◆ Input records:
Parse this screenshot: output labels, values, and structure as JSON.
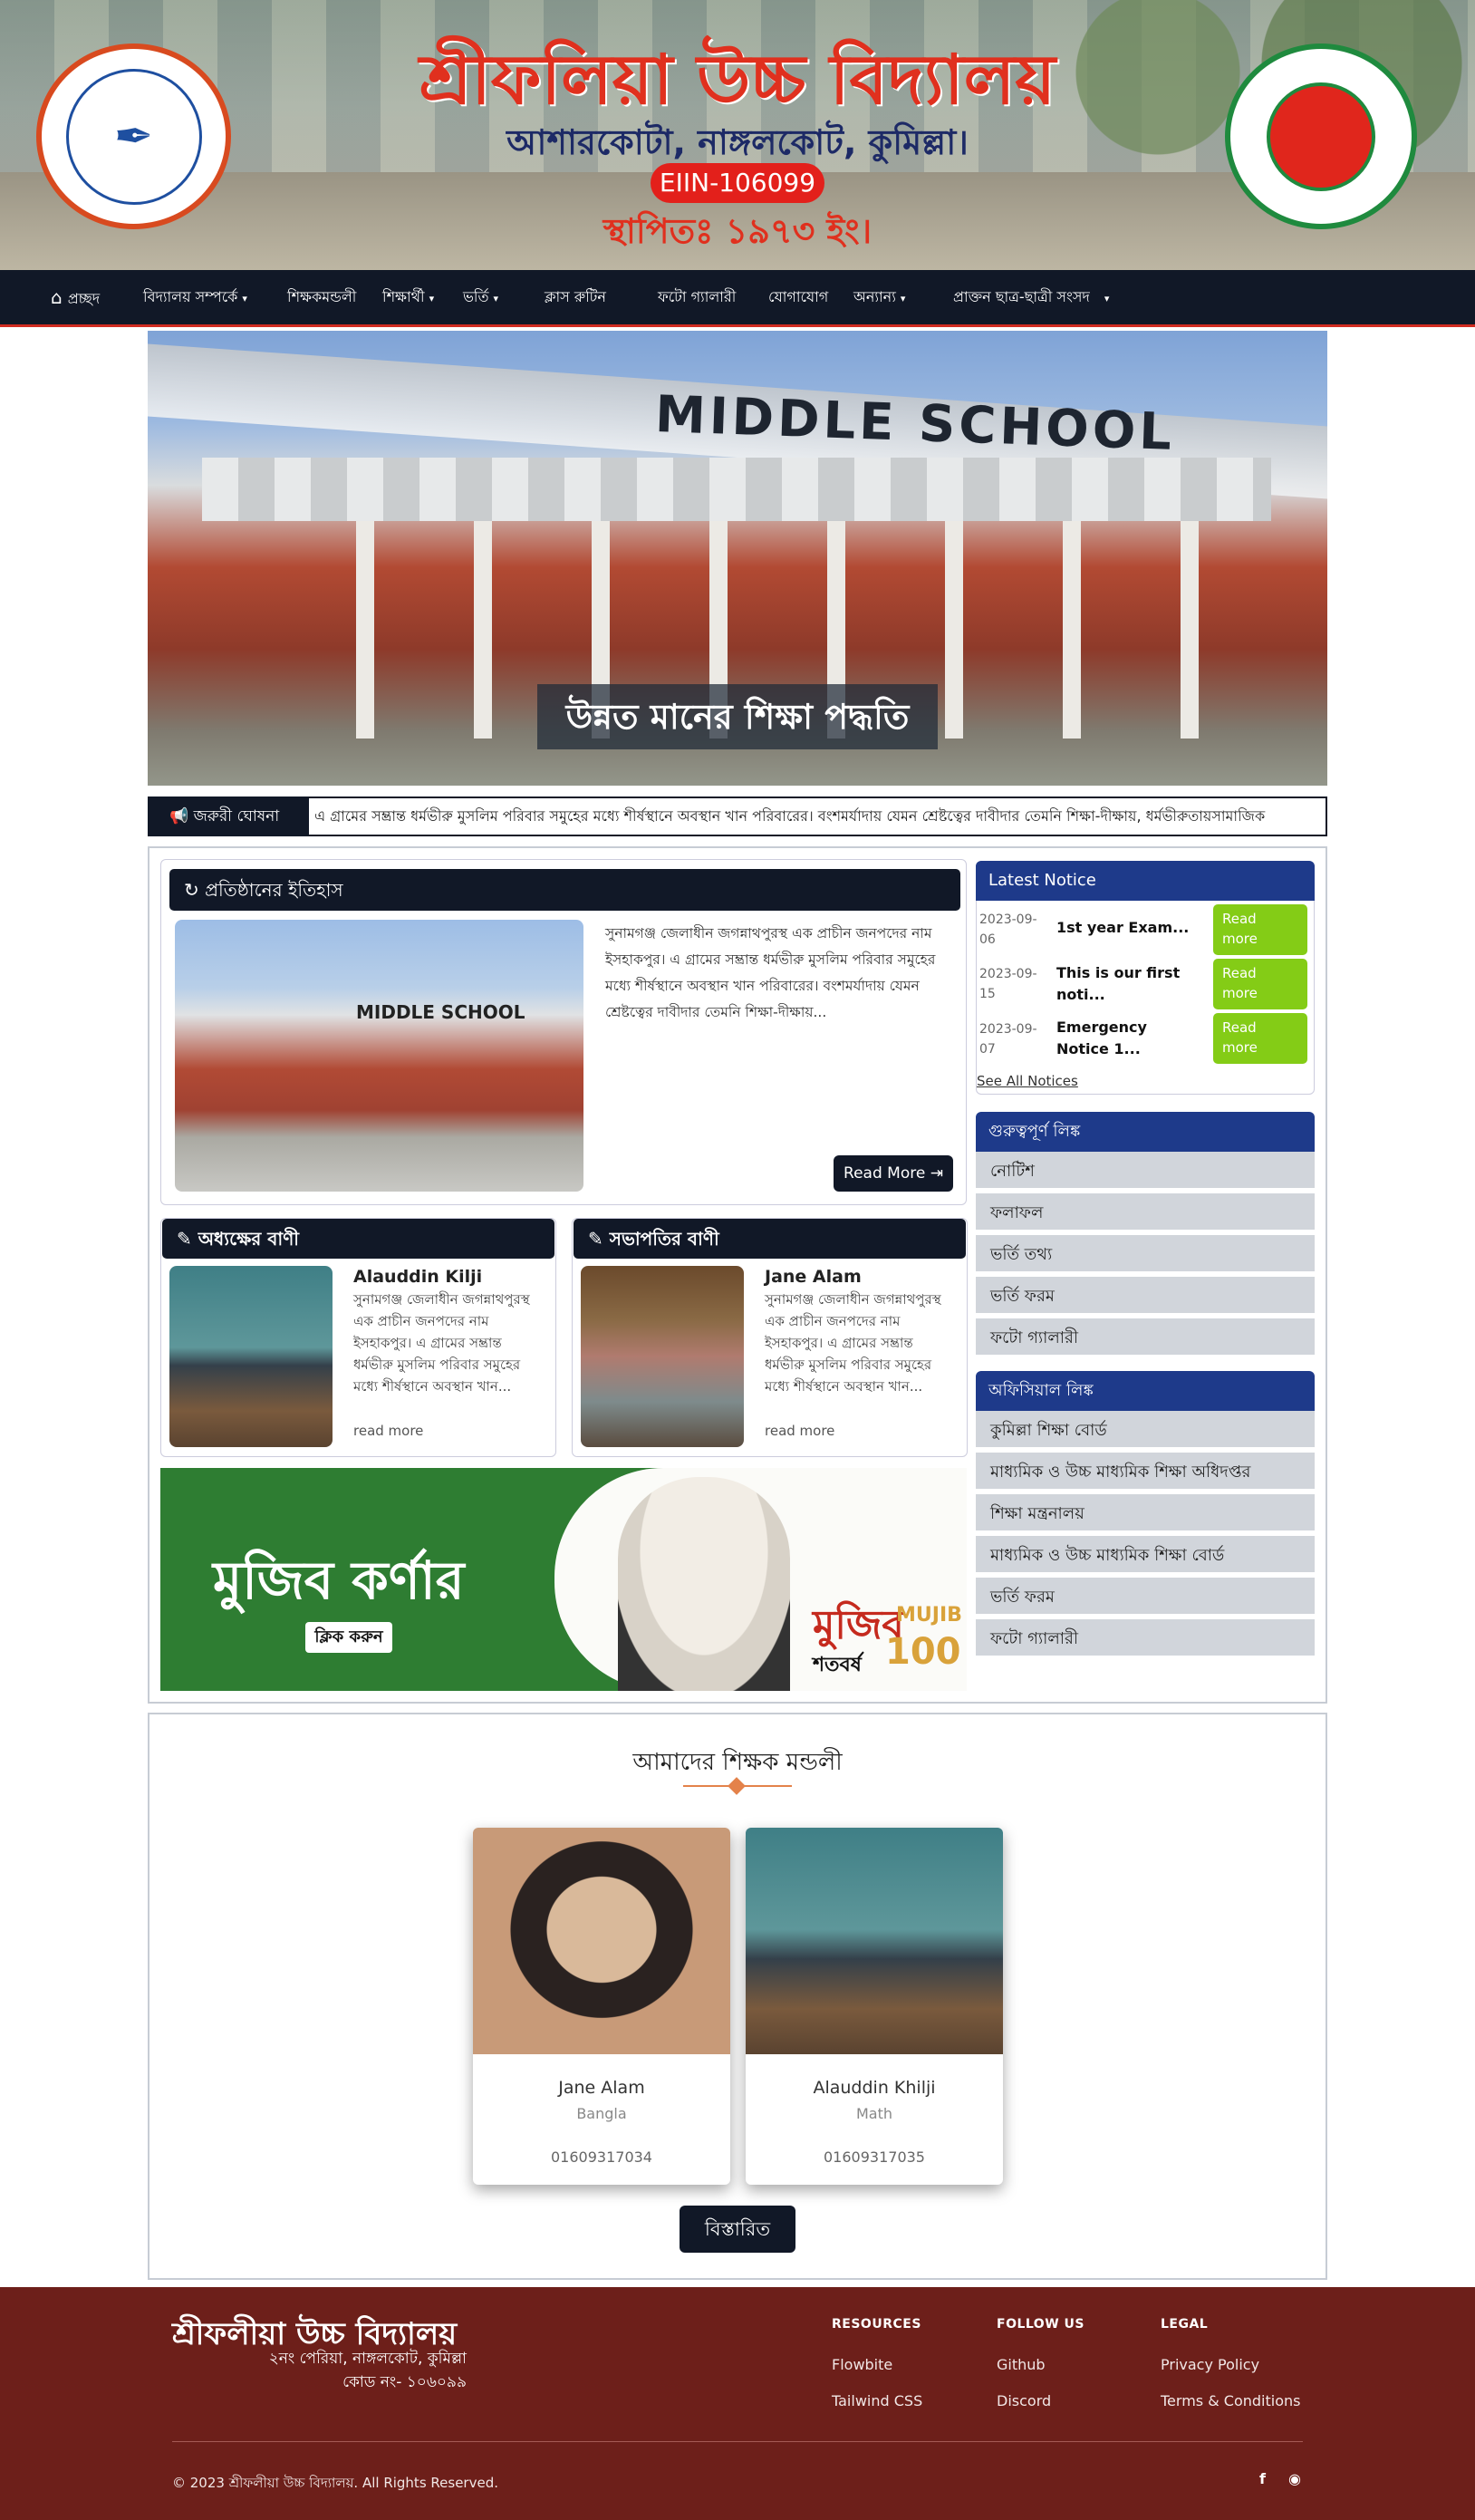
{
  "header": {
    "title": "শ্রীফলিয়া উচ্চ বিদ্যালয়",
    "subtitle": "আশারকোটা, নাঙ্গলকোট, কুমিল্লা।",
    "eiin": "EIIN-106099",
    "established": "স্থাপিতঃ ১৯৭৩ ইং।"
  },
  "nav": {
    "home": "প্রচ্ছদ",
    "about": "বিদ্যালয় সম্পর্কে",
    "teachers": "শিক্ষকমন্ডলী",
    "students": "শিক্ষার্থী",
    "admission": "ভর্তি",
    "routine": "ক্লাস রুটিন",
    "gallery": "ফটো গ্যালারী",
    "contact": "যোগাযোগ",
    "others": "অন্যান্য",
    "alumni": "প্রাক্তন ছাত্র-ছাত্রী সংসদ"
  },
  "hero": {
    "sign": "MIDDLE SCHOOL",
    "caption": "উন্নত মানের শিক্ষা পদ্ধতি"
  },
  "marquee": {
    "label": "জরুরী ঘোষনা",
    "text": "এ গ্রামের সম্ভ্রান্ত ধর্মভীরু মুসলিম পরিবার সমুহের মধ্যে শীর্ষস্থানে অবস্থান খান পরিবারের। বংশমর্যাদায় যেমন শ্রেষ্টত্বের দাবীদার তেমনি শিক্ষা-দীক্ষায়, ধর্মভীরুতায়সামাজিক"
  },
  "history": {
    "heading": "প্রতিষ্ঠানের ইতিহাস",
    "image_sign": "MIDDLE SCHOOL",
    "text": "সুনামগঞ্জ জেলাধীন জগন্নাথপুরস্থ এক প্রাচীন জনপদের নাম ইসহাকপুর। এ গ্রামের সম্ভ্রান্ত ধর্মভীরু মুসলিম পরিবার সমুহের মধ্যে শীর্ষস্থানে অবস্থান খান পরিবারের। বংশমর্যাদায় যেমন শ্রেষ্টত্বের দাবীদার তেমনি শিক্ষা-দীক্ষায়...",
    "button": "Read More"
  },
  "messages": [
    {
      "heading": "অধ্যক্ষের বাণী",
      "name": "Alauddin Kilji",
      "text": "সুনামগঞ্জ জেলাধীন জগন্নাথপুরস্থ এক প্রাচীন জনপদের নাম ইসহাকপুর। এ গ্রামের সম্ভ্রান্ত ধর্মভীরু মুসলিম পরিবার সমুহের মধ্যে শীর্ষস্থানে অবস্থান খান...",
      "more": "read more"
    },
    {
      "heading": "সভাপতির বাণী",
      "name": "Jane Alam",
      "text": "সুনামগঞ্জ জেলাধীন জগন্নাথপুরস্থ এক প্রাচীন জনপদের নাম ইসহাকপুর। এ গ্রামের সম্ভ্রান্ত ধর্মভীরু মুসলিম পরিবার সমুহের মধ্যে শীর্ষস্থানে অবস্থান খান...",
      "more": "read more"
    }
  ],
  "mujib": {
    "title": "মুজিব কর্ণার",
    "click": "ক্লিক করুন",
    "tag": "মুজিব",
    "tag_en": "MUJIB",
    "hundred": "100",
    "sub": "শতবর্ষ"
  },
  "notices": {
    "heading": "Latest Notice",
    "items": [
      {
        "date_line1": "2023-09-",
        "date_line2": "06",
        "title_line1": "1st year Exam...",
        "title_line2": "",
        "button_line1": "Read",
        "button_line2": "more"
      },
      {
        "date_line1": "2023-09-",
        "date_line2": "15",
        "title_line1": "This is our first",
        "title_line2": "noti...",
        "button_line1": "Read",
        "button_line2": "more"
      },
      {
        "date_line1": "2023-09-",
        "date_line2": "07",
        "title_line1": "Emergency",
        "title_line2": "Notice 1...",
        "button_line1": "Read",
        "button_line2": "more"
      }
    ],
    "see_all": "See All Notices"
  },
  "important_links": {
    "heading": "গুরুত্বপূর্ণ লিঙ্ক",
    "items": [
      "নোটিশ",
      "ফলাফল",
      "ভর্তি তথ্য",
      "ভর্তি ফরম",
      "ফটো গ্যালারী"
    ]
  },
  "official_links": {
    "heading": "অফিসিয়াল লিঙ্ক",
    "items": [
      "কুমিল্লা শিক্ষা বোর্ড",
      "মাধ্যমিক ও উচ্চ মাধ্যমিক শিক্ষা অধিদপ্তর",
      "শিক্ষা মন্ত্রনালয়",
      "মাধ্যমিক ও উচ্চ মাধ্যমিক শিক্ষা বোর্ড",
      "ভর্তি ফরম",
      "ফটো গ্যালারী"
    ]
  },
  "teachers": {
    "heading": "আমাদের শিক্ষক মন্ডলী",
    "cards": [
      {
        "name": "Jane Alam",
        "subject": "Bangla",
        "phone": "01609317034"
      },
      {
        "name": "Alauddin Khilji",
        "subject": "Math",
        "phone": "01609317035"
      }
    ],
    "button": "বিস্তারিত"
  },
  "footer": {
    "name": "শ্রীফলীয়া উচ্চ বিদ্যালয়",
    "address": "২নং পেরিয়া, নাঙ্গলকোট, কুমিল্লা",
    "code": "কোড নং- ১০৬০৯৯",
    "columns": [
      {
        "heading": "RESOURCES",
        "links": [
          "Flowbite",
          "Tailwind CSS"
        ]
      },
      {
        "heading": "FOLLOW US",
        "links": [
          "Github",
          "Discord"
        ]
      },
      {
        "heading": "LEGAL",
        "links": [
          "Privacy Policy",
          "Terms & Conditions"
        ]
      }
    ],
    "copyright": "© 2023 শ্রীফলীয়া উচ্চ বিদ্যালয়. All Rights Reserved."
  },
  "colors": {
    "nav_bg": "#111827",
    "accent_blue": "#1e3a8a",
    "accent_green": "#84cc16",
    "footer_bg": "#6d1f1a",
    "title_red": "#e0301e"
  }
}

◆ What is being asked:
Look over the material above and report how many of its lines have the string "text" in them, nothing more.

◆ Result of the task:
4